> [WHAT THE TASK REQUIRES]
Could you repeat every record below exactly as written?
** Opening DATA PROVIDED block **
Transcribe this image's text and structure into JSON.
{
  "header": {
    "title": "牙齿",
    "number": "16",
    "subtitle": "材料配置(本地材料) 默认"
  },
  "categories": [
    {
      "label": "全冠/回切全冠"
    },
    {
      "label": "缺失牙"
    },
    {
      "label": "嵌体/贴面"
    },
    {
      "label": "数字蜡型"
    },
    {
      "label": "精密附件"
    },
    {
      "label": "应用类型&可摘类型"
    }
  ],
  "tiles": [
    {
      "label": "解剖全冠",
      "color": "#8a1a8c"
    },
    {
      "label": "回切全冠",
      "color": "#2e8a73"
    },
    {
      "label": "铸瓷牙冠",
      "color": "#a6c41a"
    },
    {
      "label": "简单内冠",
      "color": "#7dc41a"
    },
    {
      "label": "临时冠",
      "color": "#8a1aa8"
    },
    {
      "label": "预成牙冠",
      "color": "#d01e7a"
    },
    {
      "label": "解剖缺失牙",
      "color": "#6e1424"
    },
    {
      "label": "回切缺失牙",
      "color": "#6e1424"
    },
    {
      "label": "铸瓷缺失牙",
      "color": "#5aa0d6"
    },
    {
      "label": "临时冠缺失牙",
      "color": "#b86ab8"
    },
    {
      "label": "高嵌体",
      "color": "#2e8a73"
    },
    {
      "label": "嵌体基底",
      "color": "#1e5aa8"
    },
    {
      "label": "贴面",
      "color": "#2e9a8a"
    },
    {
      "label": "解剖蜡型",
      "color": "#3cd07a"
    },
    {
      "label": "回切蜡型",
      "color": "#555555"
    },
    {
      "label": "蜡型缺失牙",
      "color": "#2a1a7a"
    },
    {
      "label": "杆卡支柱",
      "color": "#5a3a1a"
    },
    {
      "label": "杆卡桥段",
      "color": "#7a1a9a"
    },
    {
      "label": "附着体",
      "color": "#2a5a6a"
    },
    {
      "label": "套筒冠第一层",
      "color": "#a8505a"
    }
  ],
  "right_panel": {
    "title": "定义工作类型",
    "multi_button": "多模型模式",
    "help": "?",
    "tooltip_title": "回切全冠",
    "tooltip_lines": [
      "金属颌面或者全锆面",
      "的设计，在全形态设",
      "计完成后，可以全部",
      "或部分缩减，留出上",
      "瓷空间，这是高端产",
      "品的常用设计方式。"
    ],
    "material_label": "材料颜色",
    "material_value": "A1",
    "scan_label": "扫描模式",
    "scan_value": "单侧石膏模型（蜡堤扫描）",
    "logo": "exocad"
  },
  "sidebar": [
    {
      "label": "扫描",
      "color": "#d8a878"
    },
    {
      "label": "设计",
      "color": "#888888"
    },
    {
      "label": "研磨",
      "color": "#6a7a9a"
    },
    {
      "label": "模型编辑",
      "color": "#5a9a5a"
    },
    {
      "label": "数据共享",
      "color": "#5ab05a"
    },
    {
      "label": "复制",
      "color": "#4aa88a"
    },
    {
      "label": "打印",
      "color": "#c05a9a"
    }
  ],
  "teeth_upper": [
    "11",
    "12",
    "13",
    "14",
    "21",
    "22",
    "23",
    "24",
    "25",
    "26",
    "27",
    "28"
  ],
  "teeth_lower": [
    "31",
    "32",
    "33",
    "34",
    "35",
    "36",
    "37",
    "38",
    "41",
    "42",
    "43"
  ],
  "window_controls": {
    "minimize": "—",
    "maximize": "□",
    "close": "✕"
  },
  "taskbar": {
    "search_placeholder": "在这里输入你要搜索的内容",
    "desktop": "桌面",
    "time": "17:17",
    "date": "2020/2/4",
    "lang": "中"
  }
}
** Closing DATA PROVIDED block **
> [EXERCISE OUTPUT]
Transcribe this image's text and structure into JSON.
{
  "header": {
    "title": "牙齿",
    "number": "16",
    "subtitle": "材料配置(本地材料) 默认"
  },
  "categories": [
    {
      "label": "全冠/回切全冠"
    },
    {
      "label": "缺失牙"
    },
    {
      "label": "嵌体/贴面"
    },
    {
      "label": "数字蜡型"
    },
    {
      "label": "精密附件"
    },
    {
      "label": "应用类型&可摘类型"
    }
  ],
  "tiles": [
    {
      "label": "解剖全冠",
      "color": "#8a1a8c"
    },
    {
      "label": "回切全冠",
      "color": "#2e8a73"
    },
    {
      "label": "铸瓷牙冠",
      "color": "#a6c41a"
    },
    {
      "label": "简单内冠",
      "color": "#7dc41a"
    },
    {
      "label": "临时冠",
      "color": "#8a1aa8"
    },
    {
      "label": "预成牙冠",
      "color": "#d01e7a"
    },
    {
      "label": "解剖缺失牙",
      "color": "#6e1424"
    },
    {
      "label": "回切缺失牙",
      "color": "#6e1424"
    },
    {
      "label": "铸瓷缺失牙",
      "color": "#5aa0d6"
    },
    {
      "label": "临时冠缺失牙",
      "color": "#b86ab8"
    },
    {
      "label": "高嵌体",
      "color": "#2e8a73"
    },
    {
      "label": "嵌体基底",
      "color": "#1e5aa8"
    },
    {
      "label": "贴面",
      "color": "#2e9a8a"
    },
    {
      "label": "解剖蜡型",
      "color": "#3cd07a"
    },
    {
      "label": "回切蜡型",
      "color": "#555555"
    },
    {
      "label": "蜡型缺失牙",
      "color": "#2a1a7a"
    },
    {
      "label": "杆卡支柱",
      "color": "#5a3a1a"
    },
    {
      "label": "杆卡桥段",
      "color": "#7a1a9a"
    },
    {
      "label": "附着体",
      "color": "#2a5a6a"
    },
    {
      "label": "套筒冠第一层",
      "color": "#a8505a"
    }
  ],
  "right_panel": {
    "title": "定义工作类型",
    "multi_button": "多模型模式",
    "help": "?",
    "tooltip_title": "回切全冠",
    "tooltip_lines": [
      "金属颌面或者全锆面",
      "的设计，在全形态设",
      "计完成后，可以全部",
      "或部分缩减，留出上",
      "瓷空间，这是高端产",
      "品的常用设计方式。"
    ],
    "material_label": "材料颜色",
    "material_value": "A1",
    "scan_label": "扫描模式",
    "scan_value": "单侧石膏模型（蜡堤扫描）",
    "logo": "exocad"
  },
  "sidebar": [
    {
      "label": "扫描",
      "color": "#d8a878"
    },
    {
      "label": "设计",
      "color": "#888888"
    },
    {
      "label": "研磨",
      "color": "#6a7a9a"
    },
    {
      "label": "模型编辑",
      "color": "#5a9a5a"
    },
    {
      "label": "数据共享",
      "color": "#5ab05a"
    },
    {
      "label": "复制",
      "color": "#4aa88a"
    },
    {
      "label": "打印",
      "color": "#c05a9a"
    }
  ],
  "teeth_upper": [
    "11",
    "12",
    "13",
    "14",
    "21",
    "22",
    "23",
    "24",
    "25",
    "26",
    "27",
    "28"
  ],
  "teeth_lower": [
    "31",
    "32",
    "33",
    "34",
    "35",
    "36",
    "37",
    "38",
    "41",
    "42",
    "43"
  ],
  "window_controls": {
    "minimize": "—",
    "maximize": "□",
    "close": "✕"
  },
  "taskbar": {
    "search_placeholder": "在这里输入你要搜索的内容",
    "desktop": "桌面",
    "time": "17:17",
    "date": "2020/2/4",
    "lang": "中"
  }
}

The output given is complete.